From what I've seen, the radioactivity they're detecting in the food and water is radioactive iodine. It has a half life of about 8 days. It'll all be gone long before she gets there. If they have to vent more steam then that will release more of the cesium, which sticks around longer. But even if that happens, it's unlike that Tokyo will receive any significant dosage.

(I've been doing a lot of research, since I've got a trip to Japan planned in two months.)
Cirdancirdan_havens on March 20th, 2011 05:21 am (UTC)
My sweet, my sweet banana...

Well, you'll still have time to change your plans if anything explodes.
Sandpanthersandpanther on March 21st, 2011 02:48 am (UTC)
Trip insurance is my friend.
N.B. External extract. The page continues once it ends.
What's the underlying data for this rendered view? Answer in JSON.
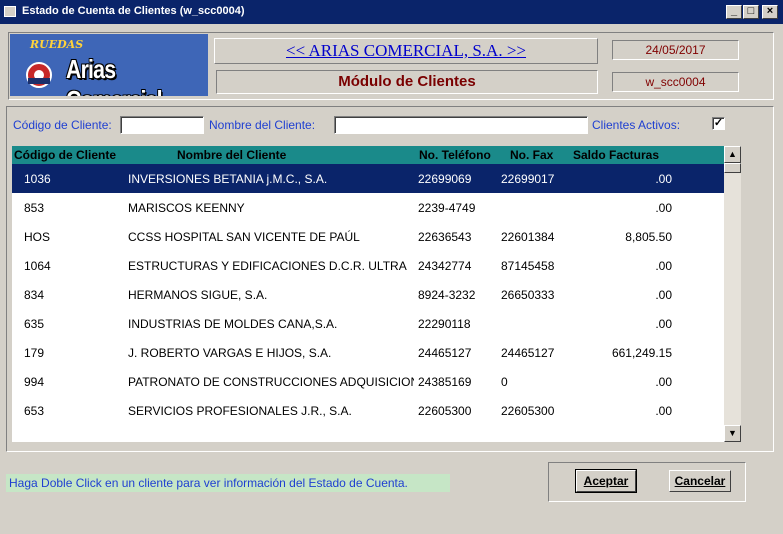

So are bananas. Mmmm, bananas!
like a fortune cookie (short and vague): keita ][ !konzatsu on March 21st, 2011 05:53 am (UTC)
i already know my family's going to worry about me going in the summer, and my coworkers are already asking me about this. i think i'm going to have to send this to my dad and make him show it to my grandmother to avoid any panicked phone calls.
Sandpanthersandpanther on March 22nd, 2011 03:54 am (UTC)
Please feel free to share this! I'm going in about two months, so I've already gotten one extended freak-out from my folks, and expect to get more from the relatives later. Another article to look at (from someone genuinely scientific, rather than just me and Wikipedia) can be found here. MIT's Nuclear Science and Engineering department has been hosting a blog with useful information as well. I'm planning on doing a more detailed post on why, exactly, things aren't as scary as the news media is making it out to be, but I've run out of time tonight. Bottom line: most of the stuff they're finding is Iodine-131, which has a half life of 8 days. By the time you get there, all of it will be gone.